**What you are asked to do:** What the task needs is the data below, written out verbatim.

**Excerpted data:**
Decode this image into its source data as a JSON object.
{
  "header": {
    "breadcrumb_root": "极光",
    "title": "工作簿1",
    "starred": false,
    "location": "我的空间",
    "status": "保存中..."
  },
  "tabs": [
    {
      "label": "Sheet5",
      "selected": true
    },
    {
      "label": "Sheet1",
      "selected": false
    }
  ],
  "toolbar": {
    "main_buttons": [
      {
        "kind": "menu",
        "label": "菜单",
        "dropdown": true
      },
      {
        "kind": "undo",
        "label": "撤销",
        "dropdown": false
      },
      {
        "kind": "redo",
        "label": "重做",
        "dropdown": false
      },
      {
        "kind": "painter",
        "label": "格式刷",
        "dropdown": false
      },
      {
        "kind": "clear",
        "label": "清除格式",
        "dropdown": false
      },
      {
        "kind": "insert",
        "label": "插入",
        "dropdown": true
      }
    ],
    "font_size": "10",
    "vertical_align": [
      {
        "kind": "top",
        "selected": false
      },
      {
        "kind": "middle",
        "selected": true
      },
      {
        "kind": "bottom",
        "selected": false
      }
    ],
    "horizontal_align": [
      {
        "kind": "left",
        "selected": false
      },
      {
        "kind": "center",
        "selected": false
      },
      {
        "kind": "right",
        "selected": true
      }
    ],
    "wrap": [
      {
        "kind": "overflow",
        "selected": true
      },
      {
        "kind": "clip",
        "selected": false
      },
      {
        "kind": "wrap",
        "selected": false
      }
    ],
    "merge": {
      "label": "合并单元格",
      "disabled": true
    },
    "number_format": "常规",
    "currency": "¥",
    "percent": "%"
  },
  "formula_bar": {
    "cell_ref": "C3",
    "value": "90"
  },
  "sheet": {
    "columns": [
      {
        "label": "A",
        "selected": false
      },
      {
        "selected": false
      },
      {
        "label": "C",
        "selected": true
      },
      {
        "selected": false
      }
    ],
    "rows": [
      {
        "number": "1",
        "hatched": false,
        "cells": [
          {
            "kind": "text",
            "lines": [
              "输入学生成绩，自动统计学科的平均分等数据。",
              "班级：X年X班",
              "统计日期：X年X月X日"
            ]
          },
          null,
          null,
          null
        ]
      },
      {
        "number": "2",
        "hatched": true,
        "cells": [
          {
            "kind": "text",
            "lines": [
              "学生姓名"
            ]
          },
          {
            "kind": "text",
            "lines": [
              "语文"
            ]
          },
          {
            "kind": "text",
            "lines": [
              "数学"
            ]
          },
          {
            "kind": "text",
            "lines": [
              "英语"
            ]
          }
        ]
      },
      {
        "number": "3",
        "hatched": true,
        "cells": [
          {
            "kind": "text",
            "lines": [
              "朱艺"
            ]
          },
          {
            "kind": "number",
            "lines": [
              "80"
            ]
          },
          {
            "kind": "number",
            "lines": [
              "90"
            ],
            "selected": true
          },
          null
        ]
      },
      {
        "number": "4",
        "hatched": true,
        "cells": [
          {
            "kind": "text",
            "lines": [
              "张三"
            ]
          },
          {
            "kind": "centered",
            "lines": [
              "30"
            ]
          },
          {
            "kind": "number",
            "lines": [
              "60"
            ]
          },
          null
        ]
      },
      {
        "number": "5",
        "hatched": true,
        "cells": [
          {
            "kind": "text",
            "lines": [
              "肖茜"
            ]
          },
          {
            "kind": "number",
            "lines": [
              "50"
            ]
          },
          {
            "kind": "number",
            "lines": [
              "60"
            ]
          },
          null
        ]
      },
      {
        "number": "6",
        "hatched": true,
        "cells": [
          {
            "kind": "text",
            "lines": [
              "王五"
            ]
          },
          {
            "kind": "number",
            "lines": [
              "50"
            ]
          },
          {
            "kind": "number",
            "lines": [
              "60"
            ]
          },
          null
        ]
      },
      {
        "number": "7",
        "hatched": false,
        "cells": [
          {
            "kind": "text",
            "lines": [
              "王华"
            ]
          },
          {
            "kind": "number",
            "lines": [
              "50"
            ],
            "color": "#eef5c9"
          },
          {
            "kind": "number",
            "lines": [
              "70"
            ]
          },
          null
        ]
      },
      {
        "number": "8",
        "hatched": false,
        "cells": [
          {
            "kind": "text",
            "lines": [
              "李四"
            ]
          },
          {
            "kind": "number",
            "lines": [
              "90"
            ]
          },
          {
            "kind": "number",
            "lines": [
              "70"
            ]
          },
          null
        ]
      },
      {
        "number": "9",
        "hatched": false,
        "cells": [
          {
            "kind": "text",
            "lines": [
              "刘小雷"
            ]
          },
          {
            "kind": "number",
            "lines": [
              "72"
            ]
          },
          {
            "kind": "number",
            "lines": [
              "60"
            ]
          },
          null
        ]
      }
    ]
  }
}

**Response:**
Decode this image into its source data as a JSON object.
{
  "header": {
    "breadcrumb_root": "极光",
    "title": "工作簿1",
    "starred": false,
    "location": "我的空间",
    "status": "保存中..."
  },
  "tabs": [
    {
      "label": "Sheet5",
      "selected": true
    },
    {
      "label": "Sheet1",
      "selected": false
    }
  ],
  "toolbar": {
    "main_buttons": [
      {
        "kind": "menu",
        "label": "菜单",
        "dropdown": true
      },
      {
        "kind": "undo",
        "label": "撤销",
        "dropdown": false
      },
      {
        "kind": "redo",
        "label": "重做",
        "dropdown": false
      },
      {
        "kind": "painter",
        "label": "格式刷",
        "dropdown": false
      },
      {
        "kind": "clear",
        "label": "清除格式",
        "dropdown": false
      },
      {
        "kind": "insert",
        "label": "插入",
        "dropdown": true
      }
    ],
    "font_size": "10",
    "vertical_align": [
      {
        "kind": "top",
        "selected": false
      },
      {
        "kind": "middle",
        "selected": true
      },
      {
        "kind": "bottom",
        "selected": false
      }
    ],
    "horizontal_align": [
      {
        "kind": "left",
        "selected": false
      },
      {
        "kind": "center",
        "selected": false
      },
      {
        "kind": "right",
        "selected": true
      }
    ],
    "wrap": [
      {
        "kind": "overflow",
        "selected": true
      },
      {
        "kind": "clip",
        "selected": false
      },
      {
        "kind": "wrap",
        "selected": false
      }
    ],
    "merge": {
      "label": "合并单元格",
      "disabled": true
    },
    "number_format": "常规",
    "currency": "¥",
    "percent": "%"
  },
  "formula_bar": {
    "cell_ref": "C3",
    "value": "90"
  },
  "sheet": {
    "columns": [
      {
        "label": "A",
        "selected": false
      },
      {
        "selected": false
      },
      {
        "label": "C",
        "selected": true
      },
      {
        "selected": false
      }
    ],
    "rows": [
      {
        "number": "1",
        "hatched": false,
        "cells": [
          {
            "kind": "text",
            "lines": [
              "输入学生成绩，自动统计学科的平均分等数据。",
              "班级：X年X班",
              "统计日期：X年X月X日"
            ]
          },
          null,
          null,
          null
        ]
      },
      {
        "number": "2",
        "hatched": true,
        "cells": [
          {
            "kind": "text",
            "lines": [
              "学生姓名"
            ]
          },
          {
            "kind": "text",
            "lines": [
              "语文"
            ]
          },
          {
            "kind": "text",
            "lines": [
              "数学"
            ]
          },
          {
            "kind": "text",
            "lines": [
              "英语"
            ]
          }
        ]
      },
      {
        "number": "3",
        "hatched": true,
        "cells": [
          {
            "kind": "text",
            "lines": [
              "朱艺"
            ]
          },
          {
            "kind": "number",
            "lines": [
              "80"
            ]
          },
          {
            "kind": "number",
            "lines": [
              "90"
            ],
            "selected": true
          },
          null
        ]
      },
      {
        "number": "4",
        "hatched": true,
        "cells": [
          {
            "kind": "text",
            "lines": [
              "张三"
            ]
          },
          {
            "kind": "centered",
            "lines": [
              "30"
            ]
          },
          {
            "kind": "number",
            "lines": [
              "60"
            ]
          },
          null
        ]
      },
      {
        "number": "5",
        "hatched": true,
        "cells": [
          {
            "kind": "text",
            "lines": [
              "肖茜"
            ]
          },
          {
            "kind": "number",
            "lines": [
              "50"
            ]
          },
          {
            "kind": "number",
            "lines": [
              "60"
            ]
          },
          null
        ]
      },
      {
        "number": "6",
        "hatched": true,
        "cells": [
          {
            "kind": "text",
            "lines": [
              "王五"
            ]
          },
          {
            "kind": "number",
            "lines": [
              "50"
            ]
          },
          {
            "kind": "number",
            "lines": [
              "60"
            ]
          },
          null
        ]
      },
      {
        "number": "7",
        "hatched": false,
        "cells": [
          {
            "kind": "text",
            "lines": [
              "王华"
            ]
          },
          {
            "kind": "number",
            "lines": [
              "50"
            ],
            "color": "#eef5c9"
          },
          {
            "kind": "number",
            "lines": [
              "70"
            ]
          },
          null
        ]
      },
      {
        "number": "8",
        "hatched": false,
        "cells": [
          {
            "kind": "text",
            "lines": [
              "李四"
            ]
          },
          {
            "kind": "number",
            "lines": [
              "90"
            ]
          },
          {
            "kind": "number",
            "lines": [
              "70"
            ]
          },
          null
        ]
      },
      {
        "number": "9",
        "hatched": false,
        "cells": [
          {
            "kind": "text",
            "lines": [
              "刘小雷"
            ]
          },
          {
            "kind": "number",
            "lines": [
              "72"
            ]
          },
          {
            "kind": "number",
            "lines": [
              "60"
            ]
          },
          null
        ]
      }
    ]
  }
}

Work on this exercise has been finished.